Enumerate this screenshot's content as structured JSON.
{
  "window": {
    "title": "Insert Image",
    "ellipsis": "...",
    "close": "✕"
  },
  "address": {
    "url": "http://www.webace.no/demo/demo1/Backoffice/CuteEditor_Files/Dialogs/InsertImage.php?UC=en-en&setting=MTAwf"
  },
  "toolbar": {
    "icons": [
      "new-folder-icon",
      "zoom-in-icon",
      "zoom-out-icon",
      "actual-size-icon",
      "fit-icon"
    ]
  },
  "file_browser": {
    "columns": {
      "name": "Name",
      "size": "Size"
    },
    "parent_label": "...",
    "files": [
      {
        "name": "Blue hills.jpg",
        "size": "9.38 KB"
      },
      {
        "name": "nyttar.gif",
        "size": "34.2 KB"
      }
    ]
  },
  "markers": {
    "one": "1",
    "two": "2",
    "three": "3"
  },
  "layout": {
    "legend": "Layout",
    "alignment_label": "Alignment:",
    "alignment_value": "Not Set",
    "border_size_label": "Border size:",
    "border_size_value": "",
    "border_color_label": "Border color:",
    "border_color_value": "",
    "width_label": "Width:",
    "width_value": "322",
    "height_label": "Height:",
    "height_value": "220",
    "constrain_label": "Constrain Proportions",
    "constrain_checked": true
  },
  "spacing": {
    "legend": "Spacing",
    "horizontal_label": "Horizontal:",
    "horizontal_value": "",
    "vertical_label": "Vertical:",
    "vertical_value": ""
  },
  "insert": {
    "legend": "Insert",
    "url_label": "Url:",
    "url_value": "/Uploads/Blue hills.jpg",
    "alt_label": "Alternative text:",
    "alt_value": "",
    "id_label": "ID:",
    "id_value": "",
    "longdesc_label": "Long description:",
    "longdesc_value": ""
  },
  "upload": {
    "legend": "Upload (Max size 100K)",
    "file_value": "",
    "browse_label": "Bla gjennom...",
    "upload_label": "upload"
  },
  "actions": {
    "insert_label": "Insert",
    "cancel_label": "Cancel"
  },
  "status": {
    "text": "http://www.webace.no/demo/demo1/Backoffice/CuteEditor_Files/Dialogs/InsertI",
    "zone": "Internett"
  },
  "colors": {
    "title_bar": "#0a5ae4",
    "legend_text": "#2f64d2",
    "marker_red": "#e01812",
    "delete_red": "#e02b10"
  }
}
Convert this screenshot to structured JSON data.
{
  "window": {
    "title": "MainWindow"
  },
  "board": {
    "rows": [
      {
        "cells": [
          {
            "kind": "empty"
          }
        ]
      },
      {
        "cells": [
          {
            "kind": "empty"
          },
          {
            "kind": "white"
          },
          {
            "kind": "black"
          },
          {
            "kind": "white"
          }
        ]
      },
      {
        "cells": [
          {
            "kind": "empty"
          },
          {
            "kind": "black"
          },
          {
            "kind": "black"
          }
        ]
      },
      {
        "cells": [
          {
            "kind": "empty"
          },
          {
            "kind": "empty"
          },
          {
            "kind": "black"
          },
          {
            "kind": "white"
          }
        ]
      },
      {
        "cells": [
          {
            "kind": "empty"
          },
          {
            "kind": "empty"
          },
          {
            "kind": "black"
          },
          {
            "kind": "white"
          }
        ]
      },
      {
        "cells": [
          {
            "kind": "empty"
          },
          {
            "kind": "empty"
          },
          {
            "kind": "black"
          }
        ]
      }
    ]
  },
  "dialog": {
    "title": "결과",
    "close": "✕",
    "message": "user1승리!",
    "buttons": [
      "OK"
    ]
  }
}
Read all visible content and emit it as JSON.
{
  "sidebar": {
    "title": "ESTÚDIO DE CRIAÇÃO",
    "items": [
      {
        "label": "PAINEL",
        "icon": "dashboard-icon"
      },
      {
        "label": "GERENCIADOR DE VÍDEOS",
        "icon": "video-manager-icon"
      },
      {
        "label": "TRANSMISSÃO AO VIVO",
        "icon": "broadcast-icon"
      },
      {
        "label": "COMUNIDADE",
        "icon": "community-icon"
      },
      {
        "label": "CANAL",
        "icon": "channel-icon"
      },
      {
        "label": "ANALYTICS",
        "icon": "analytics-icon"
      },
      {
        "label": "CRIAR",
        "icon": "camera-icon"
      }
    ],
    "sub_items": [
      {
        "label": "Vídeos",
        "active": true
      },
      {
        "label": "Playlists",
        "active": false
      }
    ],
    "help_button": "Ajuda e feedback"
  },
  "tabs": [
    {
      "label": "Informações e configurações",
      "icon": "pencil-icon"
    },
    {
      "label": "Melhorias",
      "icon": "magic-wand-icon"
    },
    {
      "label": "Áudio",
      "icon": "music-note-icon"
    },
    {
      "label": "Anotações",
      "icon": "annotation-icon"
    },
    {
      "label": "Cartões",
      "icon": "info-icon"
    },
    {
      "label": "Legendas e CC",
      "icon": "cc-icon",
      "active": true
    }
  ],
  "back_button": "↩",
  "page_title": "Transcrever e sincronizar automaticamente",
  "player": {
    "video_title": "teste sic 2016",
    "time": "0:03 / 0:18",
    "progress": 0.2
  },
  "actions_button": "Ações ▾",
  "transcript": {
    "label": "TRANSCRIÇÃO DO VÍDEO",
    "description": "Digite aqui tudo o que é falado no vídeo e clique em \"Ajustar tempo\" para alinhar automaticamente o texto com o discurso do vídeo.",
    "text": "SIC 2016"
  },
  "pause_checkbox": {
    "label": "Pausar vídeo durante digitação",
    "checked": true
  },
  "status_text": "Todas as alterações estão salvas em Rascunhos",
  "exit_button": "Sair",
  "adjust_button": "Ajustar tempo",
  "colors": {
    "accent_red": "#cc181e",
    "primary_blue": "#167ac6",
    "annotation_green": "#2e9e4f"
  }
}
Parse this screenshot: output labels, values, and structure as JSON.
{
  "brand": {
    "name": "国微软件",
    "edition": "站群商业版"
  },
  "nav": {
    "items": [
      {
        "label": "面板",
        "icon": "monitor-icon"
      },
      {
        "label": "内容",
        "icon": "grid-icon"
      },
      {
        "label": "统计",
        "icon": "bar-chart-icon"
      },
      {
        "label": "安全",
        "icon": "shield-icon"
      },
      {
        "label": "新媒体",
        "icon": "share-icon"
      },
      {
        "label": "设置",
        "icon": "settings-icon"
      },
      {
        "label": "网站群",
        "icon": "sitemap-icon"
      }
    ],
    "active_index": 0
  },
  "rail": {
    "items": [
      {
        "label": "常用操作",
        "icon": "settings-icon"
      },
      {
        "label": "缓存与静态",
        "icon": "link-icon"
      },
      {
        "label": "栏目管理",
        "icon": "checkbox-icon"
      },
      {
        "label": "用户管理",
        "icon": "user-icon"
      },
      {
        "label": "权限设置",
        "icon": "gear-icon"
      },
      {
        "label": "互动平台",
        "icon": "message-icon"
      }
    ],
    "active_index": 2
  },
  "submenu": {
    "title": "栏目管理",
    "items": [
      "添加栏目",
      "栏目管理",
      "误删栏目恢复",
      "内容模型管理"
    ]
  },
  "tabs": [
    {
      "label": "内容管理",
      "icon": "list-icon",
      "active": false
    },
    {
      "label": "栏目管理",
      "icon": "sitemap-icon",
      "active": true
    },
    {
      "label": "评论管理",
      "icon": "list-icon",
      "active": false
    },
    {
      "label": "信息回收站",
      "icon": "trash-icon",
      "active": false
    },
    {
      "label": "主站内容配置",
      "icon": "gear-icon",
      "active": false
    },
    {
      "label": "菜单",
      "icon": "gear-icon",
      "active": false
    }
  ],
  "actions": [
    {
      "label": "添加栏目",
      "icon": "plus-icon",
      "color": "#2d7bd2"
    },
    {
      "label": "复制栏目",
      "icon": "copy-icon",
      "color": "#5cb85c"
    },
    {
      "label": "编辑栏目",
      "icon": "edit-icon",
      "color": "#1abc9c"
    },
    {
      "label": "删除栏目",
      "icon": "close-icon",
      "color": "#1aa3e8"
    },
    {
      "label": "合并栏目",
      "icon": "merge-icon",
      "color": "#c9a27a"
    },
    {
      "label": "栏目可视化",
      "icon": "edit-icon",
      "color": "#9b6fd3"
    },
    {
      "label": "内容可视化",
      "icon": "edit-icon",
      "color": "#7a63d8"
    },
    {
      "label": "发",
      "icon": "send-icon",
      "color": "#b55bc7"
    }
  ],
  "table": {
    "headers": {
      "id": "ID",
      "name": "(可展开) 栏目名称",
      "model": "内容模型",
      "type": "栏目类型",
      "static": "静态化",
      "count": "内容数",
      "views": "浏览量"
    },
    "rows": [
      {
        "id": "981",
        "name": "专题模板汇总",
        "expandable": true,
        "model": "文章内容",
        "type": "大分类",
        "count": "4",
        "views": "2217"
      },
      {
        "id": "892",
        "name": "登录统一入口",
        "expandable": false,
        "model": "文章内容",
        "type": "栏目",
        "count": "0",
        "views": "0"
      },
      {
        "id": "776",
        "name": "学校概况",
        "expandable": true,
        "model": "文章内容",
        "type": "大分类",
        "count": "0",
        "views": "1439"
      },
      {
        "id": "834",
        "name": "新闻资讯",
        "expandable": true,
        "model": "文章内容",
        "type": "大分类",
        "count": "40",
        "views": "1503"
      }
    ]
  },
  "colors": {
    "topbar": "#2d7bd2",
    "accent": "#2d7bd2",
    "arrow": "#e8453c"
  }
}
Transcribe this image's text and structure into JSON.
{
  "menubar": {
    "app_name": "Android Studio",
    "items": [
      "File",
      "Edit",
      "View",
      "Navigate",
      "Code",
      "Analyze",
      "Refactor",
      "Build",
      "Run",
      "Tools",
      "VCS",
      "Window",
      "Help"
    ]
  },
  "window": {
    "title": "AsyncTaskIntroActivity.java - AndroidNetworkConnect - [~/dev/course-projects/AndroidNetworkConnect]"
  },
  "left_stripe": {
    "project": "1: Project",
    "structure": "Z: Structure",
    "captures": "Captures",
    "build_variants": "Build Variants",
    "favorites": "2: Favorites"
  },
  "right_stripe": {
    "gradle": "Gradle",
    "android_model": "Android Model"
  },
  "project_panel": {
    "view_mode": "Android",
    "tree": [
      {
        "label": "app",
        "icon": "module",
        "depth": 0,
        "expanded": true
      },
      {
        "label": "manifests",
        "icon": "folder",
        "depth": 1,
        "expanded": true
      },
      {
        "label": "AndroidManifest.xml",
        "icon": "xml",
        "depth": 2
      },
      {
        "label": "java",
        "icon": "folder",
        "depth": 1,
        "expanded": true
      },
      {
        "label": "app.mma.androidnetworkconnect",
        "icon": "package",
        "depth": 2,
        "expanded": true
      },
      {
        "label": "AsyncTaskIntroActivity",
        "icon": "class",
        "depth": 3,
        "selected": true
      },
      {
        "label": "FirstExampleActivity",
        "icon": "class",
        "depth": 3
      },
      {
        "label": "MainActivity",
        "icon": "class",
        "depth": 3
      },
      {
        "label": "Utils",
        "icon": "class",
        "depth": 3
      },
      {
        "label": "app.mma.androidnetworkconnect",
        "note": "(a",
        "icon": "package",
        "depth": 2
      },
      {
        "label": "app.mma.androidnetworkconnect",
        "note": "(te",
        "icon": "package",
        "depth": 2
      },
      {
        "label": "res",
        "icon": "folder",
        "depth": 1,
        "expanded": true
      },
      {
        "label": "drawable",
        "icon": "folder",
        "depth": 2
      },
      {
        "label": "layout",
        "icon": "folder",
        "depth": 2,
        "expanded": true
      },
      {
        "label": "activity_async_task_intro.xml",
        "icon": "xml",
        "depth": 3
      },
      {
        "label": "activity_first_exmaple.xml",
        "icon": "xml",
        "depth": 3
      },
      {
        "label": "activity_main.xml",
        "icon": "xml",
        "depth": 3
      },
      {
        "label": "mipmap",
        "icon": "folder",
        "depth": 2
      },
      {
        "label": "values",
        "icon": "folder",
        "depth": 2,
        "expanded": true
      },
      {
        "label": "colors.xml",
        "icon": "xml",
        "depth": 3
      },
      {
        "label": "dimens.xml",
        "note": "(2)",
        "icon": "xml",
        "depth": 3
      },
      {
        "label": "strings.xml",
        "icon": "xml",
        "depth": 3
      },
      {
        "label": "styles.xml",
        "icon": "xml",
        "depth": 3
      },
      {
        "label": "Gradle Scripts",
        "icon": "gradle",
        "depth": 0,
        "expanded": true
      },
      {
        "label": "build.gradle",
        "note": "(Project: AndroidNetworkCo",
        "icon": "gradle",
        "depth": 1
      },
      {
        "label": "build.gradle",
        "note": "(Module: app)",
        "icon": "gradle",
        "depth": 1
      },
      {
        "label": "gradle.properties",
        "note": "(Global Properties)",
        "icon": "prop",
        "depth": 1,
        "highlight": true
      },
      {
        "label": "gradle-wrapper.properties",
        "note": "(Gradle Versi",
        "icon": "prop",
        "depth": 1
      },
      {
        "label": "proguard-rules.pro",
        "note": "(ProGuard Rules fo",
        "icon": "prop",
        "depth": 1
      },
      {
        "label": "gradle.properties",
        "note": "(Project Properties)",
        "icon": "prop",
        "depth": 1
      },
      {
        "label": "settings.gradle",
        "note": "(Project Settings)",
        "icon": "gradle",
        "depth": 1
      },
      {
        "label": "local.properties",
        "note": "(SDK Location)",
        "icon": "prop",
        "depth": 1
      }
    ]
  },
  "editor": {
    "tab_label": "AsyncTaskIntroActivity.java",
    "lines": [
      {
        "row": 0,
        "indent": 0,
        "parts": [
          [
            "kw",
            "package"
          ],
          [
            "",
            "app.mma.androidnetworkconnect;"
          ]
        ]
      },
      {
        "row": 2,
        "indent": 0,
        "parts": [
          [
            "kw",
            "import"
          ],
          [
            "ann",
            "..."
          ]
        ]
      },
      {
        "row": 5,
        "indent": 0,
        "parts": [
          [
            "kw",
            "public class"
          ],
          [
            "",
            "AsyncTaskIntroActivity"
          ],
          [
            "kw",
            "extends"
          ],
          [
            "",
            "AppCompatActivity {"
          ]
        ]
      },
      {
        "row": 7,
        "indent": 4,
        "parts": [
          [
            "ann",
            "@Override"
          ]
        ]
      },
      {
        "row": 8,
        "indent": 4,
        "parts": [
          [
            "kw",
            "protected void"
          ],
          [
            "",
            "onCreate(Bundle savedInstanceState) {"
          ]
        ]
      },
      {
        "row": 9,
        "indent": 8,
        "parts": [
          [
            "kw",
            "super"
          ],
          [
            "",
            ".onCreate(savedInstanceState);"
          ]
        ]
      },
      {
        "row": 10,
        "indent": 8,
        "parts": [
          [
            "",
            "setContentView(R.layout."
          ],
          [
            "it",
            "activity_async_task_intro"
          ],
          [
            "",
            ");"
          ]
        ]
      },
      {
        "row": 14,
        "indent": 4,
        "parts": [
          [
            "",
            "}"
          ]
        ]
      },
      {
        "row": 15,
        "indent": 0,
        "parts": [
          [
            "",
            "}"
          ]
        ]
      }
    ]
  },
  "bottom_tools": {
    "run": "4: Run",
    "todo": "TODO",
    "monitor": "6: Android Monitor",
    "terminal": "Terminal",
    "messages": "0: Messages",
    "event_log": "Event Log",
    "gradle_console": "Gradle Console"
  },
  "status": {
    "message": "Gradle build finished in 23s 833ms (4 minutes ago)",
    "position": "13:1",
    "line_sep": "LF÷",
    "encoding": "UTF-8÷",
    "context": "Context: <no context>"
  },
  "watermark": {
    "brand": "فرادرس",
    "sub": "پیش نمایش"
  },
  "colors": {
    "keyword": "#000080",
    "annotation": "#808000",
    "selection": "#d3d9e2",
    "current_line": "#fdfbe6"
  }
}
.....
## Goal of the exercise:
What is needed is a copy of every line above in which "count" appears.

## Answer space:
      "count": "内容数",
        "count": "4",
        "count": "0",
        "count": "0",
        "count": "40",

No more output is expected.